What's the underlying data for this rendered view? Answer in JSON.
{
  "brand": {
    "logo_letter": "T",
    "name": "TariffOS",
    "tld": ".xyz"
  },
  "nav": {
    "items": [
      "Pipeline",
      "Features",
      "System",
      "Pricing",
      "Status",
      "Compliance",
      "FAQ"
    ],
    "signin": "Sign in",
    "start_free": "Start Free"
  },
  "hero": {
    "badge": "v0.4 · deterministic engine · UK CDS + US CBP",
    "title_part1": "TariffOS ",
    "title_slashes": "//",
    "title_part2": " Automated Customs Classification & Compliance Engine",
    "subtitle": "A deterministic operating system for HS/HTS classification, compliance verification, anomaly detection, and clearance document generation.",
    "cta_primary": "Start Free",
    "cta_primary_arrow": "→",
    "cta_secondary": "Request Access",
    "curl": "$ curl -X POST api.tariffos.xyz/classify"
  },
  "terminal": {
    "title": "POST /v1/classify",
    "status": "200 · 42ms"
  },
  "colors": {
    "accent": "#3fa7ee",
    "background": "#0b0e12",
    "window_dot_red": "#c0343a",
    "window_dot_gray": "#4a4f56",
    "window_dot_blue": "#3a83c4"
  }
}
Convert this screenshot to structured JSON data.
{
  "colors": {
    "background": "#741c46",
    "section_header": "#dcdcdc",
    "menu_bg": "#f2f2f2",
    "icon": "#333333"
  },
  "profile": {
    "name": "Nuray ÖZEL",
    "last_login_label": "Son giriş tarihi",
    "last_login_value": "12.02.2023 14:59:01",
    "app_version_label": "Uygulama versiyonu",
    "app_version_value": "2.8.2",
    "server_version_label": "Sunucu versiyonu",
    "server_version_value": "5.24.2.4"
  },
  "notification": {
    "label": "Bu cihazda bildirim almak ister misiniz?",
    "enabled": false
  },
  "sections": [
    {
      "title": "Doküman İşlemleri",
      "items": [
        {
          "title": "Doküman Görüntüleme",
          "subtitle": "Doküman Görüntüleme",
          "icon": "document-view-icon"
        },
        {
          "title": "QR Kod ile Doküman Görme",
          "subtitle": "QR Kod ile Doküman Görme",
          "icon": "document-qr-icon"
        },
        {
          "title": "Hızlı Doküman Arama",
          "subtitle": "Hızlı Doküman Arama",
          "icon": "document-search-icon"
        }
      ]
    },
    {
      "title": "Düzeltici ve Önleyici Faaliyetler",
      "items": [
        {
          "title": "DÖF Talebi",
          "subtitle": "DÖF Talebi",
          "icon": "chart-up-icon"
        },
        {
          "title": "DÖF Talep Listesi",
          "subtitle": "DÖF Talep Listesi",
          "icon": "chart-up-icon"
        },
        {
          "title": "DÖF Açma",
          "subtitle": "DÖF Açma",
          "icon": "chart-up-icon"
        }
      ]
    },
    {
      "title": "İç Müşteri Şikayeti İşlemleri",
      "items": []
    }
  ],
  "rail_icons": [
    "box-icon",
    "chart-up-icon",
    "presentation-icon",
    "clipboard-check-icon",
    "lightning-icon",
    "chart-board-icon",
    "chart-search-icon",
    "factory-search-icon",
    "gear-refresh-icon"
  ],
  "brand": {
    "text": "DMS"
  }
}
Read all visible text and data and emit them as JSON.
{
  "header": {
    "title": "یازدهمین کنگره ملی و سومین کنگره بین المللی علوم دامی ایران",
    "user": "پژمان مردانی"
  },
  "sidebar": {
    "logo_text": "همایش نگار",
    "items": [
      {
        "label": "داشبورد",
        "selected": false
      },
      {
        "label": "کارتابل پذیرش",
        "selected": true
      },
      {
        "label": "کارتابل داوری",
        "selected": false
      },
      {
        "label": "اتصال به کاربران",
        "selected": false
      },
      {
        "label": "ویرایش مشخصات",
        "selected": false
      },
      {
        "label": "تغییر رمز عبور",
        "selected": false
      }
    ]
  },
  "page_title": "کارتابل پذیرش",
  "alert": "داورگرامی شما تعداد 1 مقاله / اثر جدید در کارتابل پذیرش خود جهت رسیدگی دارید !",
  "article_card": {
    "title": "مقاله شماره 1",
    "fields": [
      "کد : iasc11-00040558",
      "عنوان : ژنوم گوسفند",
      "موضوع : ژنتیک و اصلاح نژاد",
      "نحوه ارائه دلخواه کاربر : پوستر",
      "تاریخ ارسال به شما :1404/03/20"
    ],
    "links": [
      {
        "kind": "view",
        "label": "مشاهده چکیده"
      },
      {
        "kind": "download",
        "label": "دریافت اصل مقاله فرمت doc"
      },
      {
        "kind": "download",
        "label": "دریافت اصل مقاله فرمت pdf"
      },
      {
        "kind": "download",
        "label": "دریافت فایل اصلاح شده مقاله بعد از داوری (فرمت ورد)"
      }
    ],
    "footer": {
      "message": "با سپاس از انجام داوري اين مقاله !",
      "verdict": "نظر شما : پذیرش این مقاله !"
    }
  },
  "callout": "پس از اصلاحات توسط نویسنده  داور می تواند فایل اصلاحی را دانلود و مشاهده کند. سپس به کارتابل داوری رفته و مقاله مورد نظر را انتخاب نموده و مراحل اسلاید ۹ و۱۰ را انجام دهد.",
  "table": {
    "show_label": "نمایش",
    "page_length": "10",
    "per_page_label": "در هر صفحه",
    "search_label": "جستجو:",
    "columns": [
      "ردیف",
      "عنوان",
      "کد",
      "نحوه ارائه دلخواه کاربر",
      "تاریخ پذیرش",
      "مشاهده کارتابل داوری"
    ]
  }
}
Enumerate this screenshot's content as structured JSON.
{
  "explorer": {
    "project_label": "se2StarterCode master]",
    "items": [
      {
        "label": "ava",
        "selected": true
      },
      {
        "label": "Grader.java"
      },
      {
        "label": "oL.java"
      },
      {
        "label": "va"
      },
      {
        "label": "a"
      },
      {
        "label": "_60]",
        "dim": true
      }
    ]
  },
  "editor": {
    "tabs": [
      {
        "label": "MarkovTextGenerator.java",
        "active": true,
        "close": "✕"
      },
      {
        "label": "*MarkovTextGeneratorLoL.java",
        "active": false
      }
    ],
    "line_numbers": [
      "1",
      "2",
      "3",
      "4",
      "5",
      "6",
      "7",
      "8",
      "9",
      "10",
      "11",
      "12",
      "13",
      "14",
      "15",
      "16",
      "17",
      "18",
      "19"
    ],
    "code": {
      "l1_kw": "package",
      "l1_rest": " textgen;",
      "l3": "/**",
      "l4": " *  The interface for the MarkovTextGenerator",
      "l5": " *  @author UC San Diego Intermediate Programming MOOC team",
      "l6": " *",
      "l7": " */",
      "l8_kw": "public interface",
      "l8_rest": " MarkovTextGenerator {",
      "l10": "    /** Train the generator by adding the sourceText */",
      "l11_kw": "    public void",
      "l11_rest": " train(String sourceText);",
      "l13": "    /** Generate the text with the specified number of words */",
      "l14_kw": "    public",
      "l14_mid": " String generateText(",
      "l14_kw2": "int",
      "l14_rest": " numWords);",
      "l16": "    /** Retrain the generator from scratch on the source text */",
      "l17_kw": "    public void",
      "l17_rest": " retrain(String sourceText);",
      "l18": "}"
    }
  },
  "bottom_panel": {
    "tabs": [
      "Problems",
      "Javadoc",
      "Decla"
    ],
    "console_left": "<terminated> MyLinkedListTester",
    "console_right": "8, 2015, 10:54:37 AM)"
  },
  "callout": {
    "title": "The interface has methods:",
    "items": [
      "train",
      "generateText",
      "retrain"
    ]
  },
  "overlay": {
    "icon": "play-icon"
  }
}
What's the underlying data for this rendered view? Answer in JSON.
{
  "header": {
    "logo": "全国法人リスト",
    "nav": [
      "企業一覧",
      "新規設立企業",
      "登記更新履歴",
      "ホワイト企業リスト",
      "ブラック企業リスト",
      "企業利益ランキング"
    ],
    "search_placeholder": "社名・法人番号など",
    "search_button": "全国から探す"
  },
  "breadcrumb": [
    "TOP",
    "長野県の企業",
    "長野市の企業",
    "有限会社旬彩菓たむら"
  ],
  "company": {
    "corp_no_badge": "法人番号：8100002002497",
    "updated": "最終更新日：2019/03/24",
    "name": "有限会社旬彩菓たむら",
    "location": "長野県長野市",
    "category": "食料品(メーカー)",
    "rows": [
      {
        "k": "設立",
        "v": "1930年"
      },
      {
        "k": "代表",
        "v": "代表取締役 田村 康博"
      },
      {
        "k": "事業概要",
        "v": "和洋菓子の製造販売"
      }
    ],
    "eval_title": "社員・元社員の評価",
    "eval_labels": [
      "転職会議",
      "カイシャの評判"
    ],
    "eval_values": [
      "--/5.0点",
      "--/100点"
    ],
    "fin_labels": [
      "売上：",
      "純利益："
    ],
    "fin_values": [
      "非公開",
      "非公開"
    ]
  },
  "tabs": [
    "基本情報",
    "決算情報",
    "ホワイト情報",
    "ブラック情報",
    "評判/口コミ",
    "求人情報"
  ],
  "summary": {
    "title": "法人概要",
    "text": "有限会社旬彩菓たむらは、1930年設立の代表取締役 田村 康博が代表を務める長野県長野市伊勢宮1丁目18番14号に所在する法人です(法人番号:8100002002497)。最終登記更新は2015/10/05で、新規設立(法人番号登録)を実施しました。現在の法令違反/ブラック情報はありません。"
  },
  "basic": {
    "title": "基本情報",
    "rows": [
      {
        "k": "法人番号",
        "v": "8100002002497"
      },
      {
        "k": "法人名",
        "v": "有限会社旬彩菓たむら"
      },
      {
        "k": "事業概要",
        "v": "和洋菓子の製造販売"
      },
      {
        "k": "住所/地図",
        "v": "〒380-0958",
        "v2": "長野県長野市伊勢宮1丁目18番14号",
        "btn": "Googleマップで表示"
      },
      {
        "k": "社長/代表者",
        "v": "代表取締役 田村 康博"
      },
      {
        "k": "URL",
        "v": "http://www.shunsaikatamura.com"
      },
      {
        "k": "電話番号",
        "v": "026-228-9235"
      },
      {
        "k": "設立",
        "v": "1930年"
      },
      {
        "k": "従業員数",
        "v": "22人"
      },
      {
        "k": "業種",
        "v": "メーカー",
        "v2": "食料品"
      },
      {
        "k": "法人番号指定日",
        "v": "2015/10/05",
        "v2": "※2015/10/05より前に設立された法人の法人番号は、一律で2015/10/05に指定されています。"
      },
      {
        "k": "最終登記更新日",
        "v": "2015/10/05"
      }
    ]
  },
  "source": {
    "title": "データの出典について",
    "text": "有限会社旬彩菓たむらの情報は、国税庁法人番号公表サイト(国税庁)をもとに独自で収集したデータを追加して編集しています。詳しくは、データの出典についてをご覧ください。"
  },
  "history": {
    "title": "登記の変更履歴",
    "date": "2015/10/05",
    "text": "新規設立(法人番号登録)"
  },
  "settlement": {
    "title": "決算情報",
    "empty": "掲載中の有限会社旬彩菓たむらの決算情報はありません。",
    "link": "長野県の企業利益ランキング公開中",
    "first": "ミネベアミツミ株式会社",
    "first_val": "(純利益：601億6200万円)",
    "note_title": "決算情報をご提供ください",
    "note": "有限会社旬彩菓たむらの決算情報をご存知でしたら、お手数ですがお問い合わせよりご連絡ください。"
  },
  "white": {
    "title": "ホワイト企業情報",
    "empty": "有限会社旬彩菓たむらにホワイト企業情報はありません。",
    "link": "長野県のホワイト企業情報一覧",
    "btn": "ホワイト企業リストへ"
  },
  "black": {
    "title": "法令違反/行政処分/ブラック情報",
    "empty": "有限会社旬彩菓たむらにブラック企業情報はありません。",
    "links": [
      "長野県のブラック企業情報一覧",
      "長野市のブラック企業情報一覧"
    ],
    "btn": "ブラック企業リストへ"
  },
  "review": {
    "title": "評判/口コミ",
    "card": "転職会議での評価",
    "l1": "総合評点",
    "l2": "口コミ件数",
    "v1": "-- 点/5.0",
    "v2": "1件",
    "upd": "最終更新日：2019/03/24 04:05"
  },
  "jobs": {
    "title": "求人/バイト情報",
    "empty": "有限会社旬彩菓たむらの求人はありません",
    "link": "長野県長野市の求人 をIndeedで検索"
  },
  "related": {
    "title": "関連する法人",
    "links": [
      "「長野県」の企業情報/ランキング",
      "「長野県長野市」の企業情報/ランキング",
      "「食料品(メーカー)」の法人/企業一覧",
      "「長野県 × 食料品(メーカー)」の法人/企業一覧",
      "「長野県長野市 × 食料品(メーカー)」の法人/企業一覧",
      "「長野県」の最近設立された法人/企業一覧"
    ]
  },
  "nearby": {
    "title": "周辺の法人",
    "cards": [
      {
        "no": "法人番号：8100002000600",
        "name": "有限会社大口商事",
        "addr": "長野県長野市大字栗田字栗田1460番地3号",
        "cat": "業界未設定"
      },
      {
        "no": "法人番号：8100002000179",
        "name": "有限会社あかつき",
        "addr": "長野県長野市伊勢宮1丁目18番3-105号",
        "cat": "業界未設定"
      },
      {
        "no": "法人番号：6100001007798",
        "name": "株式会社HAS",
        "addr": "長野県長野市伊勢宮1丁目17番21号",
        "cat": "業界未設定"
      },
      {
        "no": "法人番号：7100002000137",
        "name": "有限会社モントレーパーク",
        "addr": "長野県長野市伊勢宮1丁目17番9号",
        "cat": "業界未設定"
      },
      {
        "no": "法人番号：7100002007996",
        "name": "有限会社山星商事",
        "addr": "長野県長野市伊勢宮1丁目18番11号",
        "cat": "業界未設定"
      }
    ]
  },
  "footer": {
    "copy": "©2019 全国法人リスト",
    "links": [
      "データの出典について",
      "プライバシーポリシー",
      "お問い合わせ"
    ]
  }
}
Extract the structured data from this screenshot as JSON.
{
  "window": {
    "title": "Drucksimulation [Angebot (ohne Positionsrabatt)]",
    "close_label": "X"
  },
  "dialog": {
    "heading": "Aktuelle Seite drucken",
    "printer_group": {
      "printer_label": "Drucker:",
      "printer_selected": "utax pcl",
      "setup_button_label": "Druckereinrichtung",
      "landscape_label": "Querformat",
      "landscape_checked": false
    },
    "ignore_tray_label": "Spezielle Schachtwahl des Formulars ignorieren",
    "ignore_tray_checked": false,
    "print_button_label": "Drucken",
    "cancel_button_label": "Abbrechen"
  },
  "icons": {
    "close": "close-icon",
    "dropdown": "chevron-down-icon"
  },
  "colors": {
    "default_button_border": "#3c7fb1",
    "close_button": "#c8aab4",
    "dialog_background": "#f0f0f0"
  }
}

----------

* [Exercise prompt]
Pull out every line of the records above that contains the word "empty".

* [Response to this task]
    "empty": "掲載中の有限会社旬彩菓たむらの決算情報はありません。",
    "empty": "有限会社旬彩菓たむらにホワイト企業情報はありません。",
    "empty": "有限会社旬彩菓たむらにブラック企業情報はありません。",
    "empty": "有限会社旬彩菓たむらの求人はありません",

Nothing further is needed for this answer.